- _Work task_
Every line below should be duplicated exactly.

Element data from apps and pages
*** Block opens ***

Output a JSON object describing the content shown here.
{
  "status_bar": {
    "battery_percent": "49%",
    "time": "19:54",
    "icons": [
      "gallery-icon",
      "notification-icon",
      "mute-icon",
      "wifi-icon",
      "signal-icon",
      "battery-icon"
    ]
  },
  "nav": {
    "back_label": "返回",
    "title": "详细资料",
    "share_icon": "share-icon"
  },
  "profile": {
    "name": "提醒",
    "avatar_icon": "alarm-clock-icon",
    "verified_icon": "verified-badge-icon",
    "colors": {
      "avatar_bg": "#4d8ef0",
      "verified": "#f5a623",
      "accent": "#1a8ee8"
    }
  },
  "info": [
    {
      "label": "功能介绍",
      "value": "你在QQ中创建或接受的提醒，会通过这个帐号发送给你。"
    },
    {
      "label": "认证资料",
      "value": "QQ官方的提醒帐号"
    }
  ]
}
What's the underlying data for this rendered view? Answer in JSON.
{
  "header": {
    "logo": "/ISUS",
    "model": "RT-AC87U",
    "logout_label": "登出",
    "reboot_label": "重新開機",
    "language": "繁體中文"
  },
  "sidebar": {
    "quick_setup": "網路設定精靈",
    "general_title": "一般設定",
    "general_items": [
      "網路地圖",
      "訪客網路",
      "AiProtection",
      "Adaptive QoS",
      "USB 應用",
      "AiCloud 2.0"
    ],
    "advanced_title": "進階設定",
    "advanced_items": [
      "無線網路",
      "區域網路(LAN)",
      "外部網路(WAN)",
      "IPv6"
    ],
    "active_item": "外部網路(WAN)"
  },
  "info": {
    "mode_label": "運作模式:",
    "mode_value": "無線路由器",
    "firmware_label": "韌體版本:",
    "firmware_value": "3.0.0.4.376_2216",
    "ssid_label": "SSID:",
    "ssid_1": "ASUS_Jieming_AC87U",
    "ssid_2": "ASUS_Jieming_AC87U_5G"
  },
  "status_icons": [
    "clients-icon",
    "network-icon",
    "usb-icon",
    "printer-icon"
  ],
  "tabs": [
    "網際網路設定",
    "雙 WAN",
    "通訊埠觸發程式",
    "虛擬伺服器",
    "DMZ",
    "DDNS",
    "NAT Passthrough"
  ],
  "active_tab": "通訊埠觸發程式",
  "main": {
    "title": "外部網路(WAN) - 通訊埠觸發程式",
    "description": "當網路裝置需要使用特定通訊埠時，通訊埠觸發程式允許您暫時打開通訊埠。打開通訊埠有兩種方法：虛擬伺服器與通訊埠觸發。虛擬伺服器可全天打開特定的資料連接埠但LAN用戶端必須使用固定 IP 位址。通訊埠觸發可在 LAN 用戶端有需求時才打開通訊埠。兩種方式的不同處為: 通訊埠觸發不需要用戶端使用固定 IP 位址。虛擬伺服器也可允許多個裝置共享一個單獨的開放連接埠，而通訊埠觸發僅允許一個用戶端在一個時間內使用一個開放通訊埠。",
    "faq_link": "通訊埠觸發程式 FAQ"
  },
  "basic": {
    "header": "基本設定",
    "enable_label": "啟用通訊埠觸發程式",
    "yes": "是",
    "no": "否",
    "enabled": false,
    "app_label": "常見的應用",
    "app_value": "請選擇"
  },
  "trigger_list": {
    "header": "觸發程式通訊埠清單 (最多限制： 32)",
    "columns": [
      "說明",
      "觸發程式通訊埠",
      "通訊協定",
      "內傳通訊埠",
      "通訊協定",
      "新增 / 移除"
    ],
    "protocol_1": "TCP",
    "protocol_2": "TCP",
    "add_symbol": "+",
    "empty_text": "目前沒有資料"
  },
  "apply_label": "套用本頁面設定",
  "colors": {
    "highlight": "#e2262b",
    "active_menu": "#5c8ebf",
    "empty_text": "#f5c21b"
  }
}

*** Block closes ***

- _Your solution_
Output a JSON object describing the content shown here.
{
  "status_bar": {
    "battery_percent": "49%",
    "time": "19:54",
    "icons": [
      "gallery-icon",
      "notification-icon",
      "mute-icon",
      "wifi-icon",
      "signal-icon",
      "battery-icon"
    ]
  },
  "nav": {
    "back_label": "返回",
    "title": "详细资料",
    "share_icon": "share-icon"
  },
  "profile": {
    "name": "提醒",
    "avatar_icon": "alarm-clock-icon",
    "verified_icon": "verified-badge-icon",
    "colors": {
      "avatar_bg": "#4d8ef0",
      "verified": "#f5a623",
      "accent": "#1a8ee8"
    }
  },
  "info": [
    {
      "label": "功能介绍",
      "value": "你在QQ中创建或接受的提醒，会通过这个帐号发送给你。"
    },
    {
      "label": "认证资料",
      "value": "QQ官方的提醒帐号"
    }
  ]
}
What's the underlying data for this rendered view? Answer in JSON.
{
  "header": {
    "logo": "/ISUS",
    "model": "RT-AC87U",
    "logout_label": "登出",
    "reboot_label": "重新開機",
    "language": "繁體中文"
  },
  "sidebar": {
    "quick_setup": "網路設定精靈",
    "general_title": "一般設定",
    "general_items": [
      "網路地圖",
      "訪客網路",
      "AiProtection",
      "Adaptive QoS",
      "USB 應用",
      "AiCloud 2.0"
    ],
    "advanced_title": "進階設定",
    "advanced_items": [
      "無線網路",
      "區域網路(LAN)",
      "外部網路(WAN)",
      "IPv6"
    ],
    "active_item": "外部網路(WAN)"
  },
  "info": {
    "mode_label": "運作模式:",
    "mode_value": "無線路由器",
    "firmware_label": "韌體版本:",
    "firmware_value": "3.0.0.4.376_2216",
    "ssid_label": "SSID:",
    "ssid_1": "ASUS_Jieming_AC87U",
    "ssid_2": "ASUS_Jieming_AC87U_5G"
  },
  "status_icons": [
    "clients-icon",
    "network-icon",
    "usb-icon",
    "printer-icon"
  ],
  "tabs": [
    "網際網路設定",
    "雙 WAN",
    "通訊埠觸發程式",
    "虛擬伺服器",
    "DMZ",
    "DDNS",
    "NAT Passthrough"
  ],
  "active_tab": "通訊埠觸發程式",
  "main": {
    "title": "外部網路(WAN) - 通訊埠觸發程式",
    "description": "當網路裝置需要使用特定通訊埠時，通訊埠觸發程式允許您暫時打開通訊埠。打開通訊埠有兩種方法：虛擬伺服器與通訊埠觸發。虛擬伺服器可全天打開特定的資料連接埠但LAN用戶端必須使用固定 IP 位址。通訊埠觸發可在 LAN 用戶端有需求時才打開通訊埠。兩種方式的不同處為: 通訊埠觸發不需要用戶端使用固定 IP 位址。虛擬伺服器也可允許多個裝置共享一個單獨的開放連接埠，而通訊埠觸發僅允許一個用戶端在一個時間內使用一個開放通訊埠。",
    "faq_link": "通訊埠觸發程式 FAQ"
  },
  "basic": {
    "header": "基本設定",
    "enable_label": "啟用通訊埠觸發程式",
    "yes": "是",
    "no": "否",
    "enabled": false,
    "app_label": "常見的應用",
    "app_value": "請選擇"
  },
  "trigger_list": {
    "header": "觸發程式通訊埠清單 (最多限制： 32)",
    "columns": [
      "說明",
      "觸發程式通訊埠",
      "通訊協定",
      "內傳通訊埠",
      "通訊協定",
      "新增 / 移除"
    ],
    "protocol_1": "TCP",
    "protocol_2": "TCP",
    "add_symbol": "+",
    "empty_text": "目前沒有資料"
  },
  "apply_label": "套用本頁面設定",
  "colors": {
    "highlight": "#e2262b",
    "active_menu": "#5c8ebf",
    "empty_text": "#f5c21b"
  }
}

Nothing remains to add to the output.